Free wrote:It will be very difficult for the Governors to make a break with SES, for they are all quite indoctrinated with the 'Truth', which is, under all the covers, about perpetuating SES. For them to think 'against' SES--even for the children's benefit--is contrary to decades of powerful conditioning. Another issue is that SES have made great profits in land and buildings, and much of this has been transferred to the St James organisations, which value SES would be entirely unwilling to relinquish. This is one of the most ironic aspects of an organisation started to promulgate Henry George's egalitarian doctrine of 'no private profit in land': SES have become greedy, and greedy for real estate. A full circle!
I realise that the teachers in the school and the governors and pretty much everyone in the SES is indoctrinated and that to let go of that or make the break will not be easy. I do think that the opportunity exists for anyone in St James of the SES to ask fundamental questions that may have been stifled before. I really hope that either on an organisational level or at least an individual level many of these people will take this opportunity.

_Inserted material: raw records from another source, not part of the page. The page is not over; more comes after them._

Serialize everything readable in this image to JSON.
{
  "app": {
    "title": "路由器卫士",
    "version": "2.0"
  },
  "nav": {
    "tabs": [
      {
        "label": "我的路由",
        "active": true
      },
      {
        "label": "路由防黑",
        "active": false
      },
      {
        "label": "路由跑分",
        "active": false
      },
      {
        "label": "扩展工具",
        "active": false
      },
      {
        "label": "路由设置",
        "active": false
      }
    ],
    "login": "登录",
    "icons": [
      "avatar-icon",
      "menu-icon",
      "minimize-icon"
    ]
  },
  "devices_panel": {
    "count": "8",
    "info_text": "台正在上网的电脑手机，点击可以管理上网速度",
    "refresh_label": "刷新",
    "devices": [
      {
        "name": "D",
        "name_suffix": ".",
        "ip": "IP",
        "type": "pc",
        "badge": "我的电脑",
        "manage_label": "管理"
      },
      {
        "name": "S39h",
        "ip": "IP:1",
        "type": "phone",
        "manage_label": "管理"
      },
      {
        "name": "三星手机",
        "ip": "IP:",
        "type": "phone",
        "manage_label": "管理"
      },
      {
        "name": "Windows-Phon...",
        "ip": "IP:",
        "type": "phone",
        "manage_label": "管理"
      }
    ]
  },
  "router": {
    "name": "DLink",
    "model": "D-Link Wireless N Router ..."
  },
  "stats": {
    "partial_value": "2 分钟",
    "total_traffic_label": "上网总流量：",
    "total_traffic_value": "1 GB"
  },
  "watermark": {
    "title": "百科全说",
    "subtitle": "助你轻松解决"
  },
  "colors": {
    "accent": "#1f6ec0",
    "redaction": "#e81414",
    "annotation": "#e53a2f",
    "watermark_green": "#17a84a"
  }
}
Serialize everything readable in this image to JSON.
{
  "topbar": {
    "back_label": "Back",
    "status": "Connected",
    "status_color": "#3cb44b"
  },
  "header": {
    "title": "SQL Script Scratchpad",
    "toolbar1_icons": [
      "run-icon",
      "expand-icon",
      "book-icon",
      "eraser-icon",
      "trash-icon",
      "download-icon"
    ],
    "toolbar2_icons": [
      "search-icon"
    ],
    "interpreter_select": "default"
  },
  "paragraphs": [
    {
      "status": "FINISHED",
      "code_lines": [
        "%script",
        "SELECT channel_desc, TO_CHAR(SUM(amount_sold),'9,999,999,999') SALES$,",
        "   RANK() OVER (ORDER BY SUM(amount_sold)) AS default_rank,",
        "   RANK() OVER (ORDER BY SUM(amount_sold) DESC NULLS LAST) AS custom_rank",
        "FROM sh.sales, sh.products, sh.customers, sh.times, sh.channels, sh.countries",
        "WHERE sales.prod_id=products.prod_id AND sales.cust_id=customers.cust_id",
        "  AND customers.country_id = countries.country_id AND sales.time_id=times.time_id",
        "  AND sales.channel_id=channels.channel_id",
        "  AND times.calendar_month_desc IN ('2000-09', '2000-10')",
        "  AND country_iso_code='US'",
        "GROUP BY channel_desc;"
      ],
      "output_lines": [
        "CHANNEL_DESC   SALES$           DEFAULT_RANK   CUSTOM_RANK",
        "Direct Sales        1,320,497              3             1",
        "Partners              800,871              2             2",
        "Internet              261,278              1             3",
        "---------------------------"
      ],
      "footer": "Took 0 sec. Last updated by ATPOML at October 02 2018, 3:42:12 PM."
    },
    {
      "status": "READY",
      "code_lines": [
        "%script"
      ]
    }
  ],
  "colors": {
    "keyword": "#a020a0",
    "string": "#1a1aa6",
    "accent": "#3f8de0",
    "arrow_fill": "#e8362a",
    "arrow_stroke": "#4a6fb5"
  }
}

I hope they will take it as much for their own benefit as for the benefit of those in their charge or care.
I do find it highly amusing with the whole irony with regards to the economic principles that are espoused and the reality of their charitable status and their property portfolio today.

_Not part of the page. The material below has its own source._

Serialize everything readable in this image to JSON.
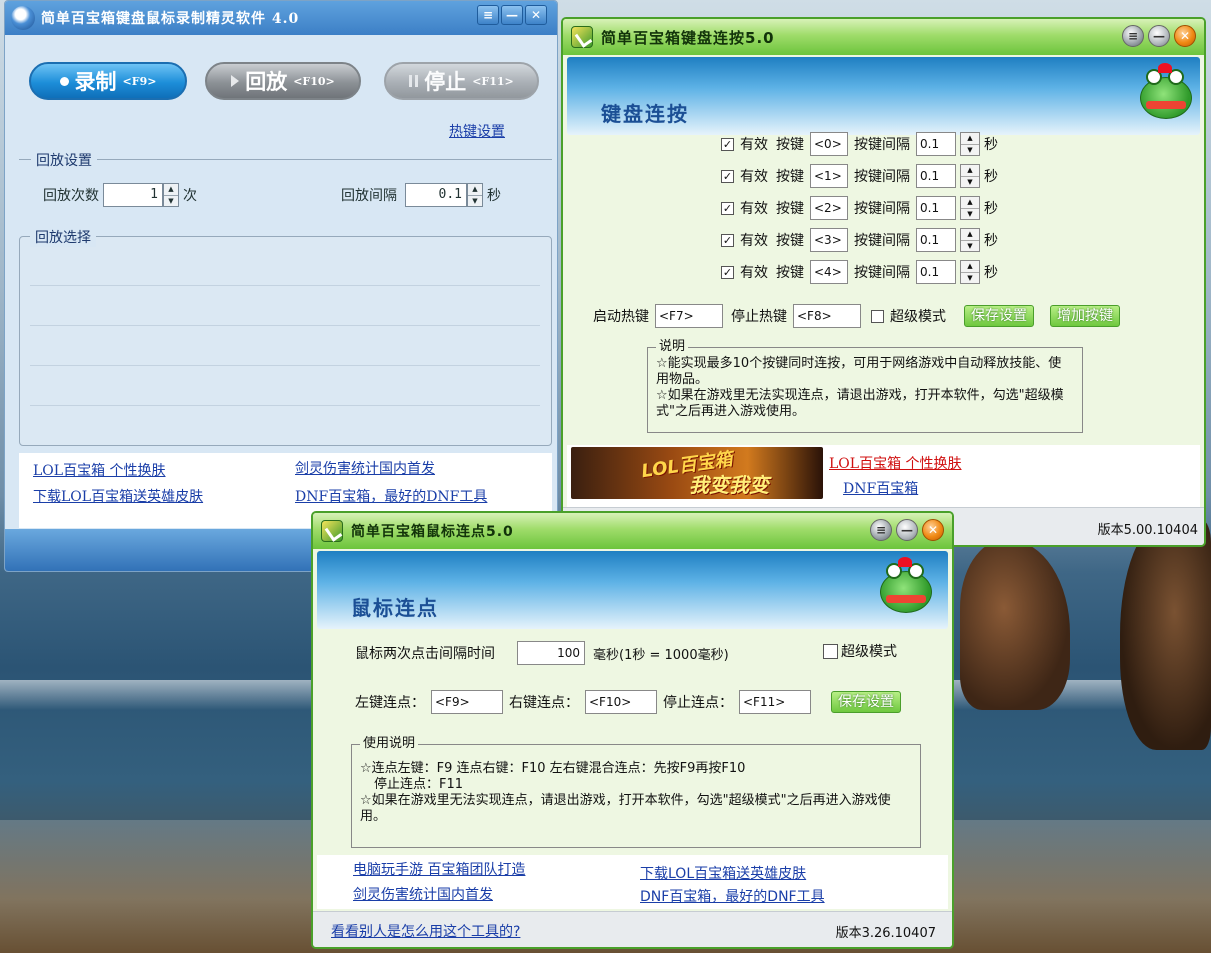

Free wrote:History has shown that with SES, no pressure, no progress. There should be no respite. It was interesting to re-read 'The Secret Cult' again, noting that in the prior uproar, one of the 4 existing schools closed almost immediately, and the other a year or two later, due to student withdrawals stemming from the adverse publicity. Withdrawals in the current situation won't be clear until late summer; if these are substantial then a PTA, more transparency on SES connections and doctrine, termination of abusing teachers and the appointment of independent Governors will become more likely outcomes.
Free wrote:In most places it is a slowly sinking ghost ship with grand premises, rapid attrition amongst new arrivals and an aging long term clientele wondering why they remain. This process is aided by growing internet access to more accurate information about the organisation's true nature, so that while persisting members still have trouble seeing and accepting what their organisation has become, at least everyone else is afforded a clear view.
When I say we should allow them time, I do not mean that we should not keep up the pressure. I agree without pressure the organisations will have no motivation to look beyond their comfort zone.
I think that the internet and forums like this will provide a persistent voice for the critics for all time until the organisations make the necessary changes and real actions are seen to be taken. This is a pressure that is revolutionary to a lot of organisations and it is clear that as yet neither the SES or St James understand it or treat it with respect that it requires. None of this will go away unless it is dealt with properly.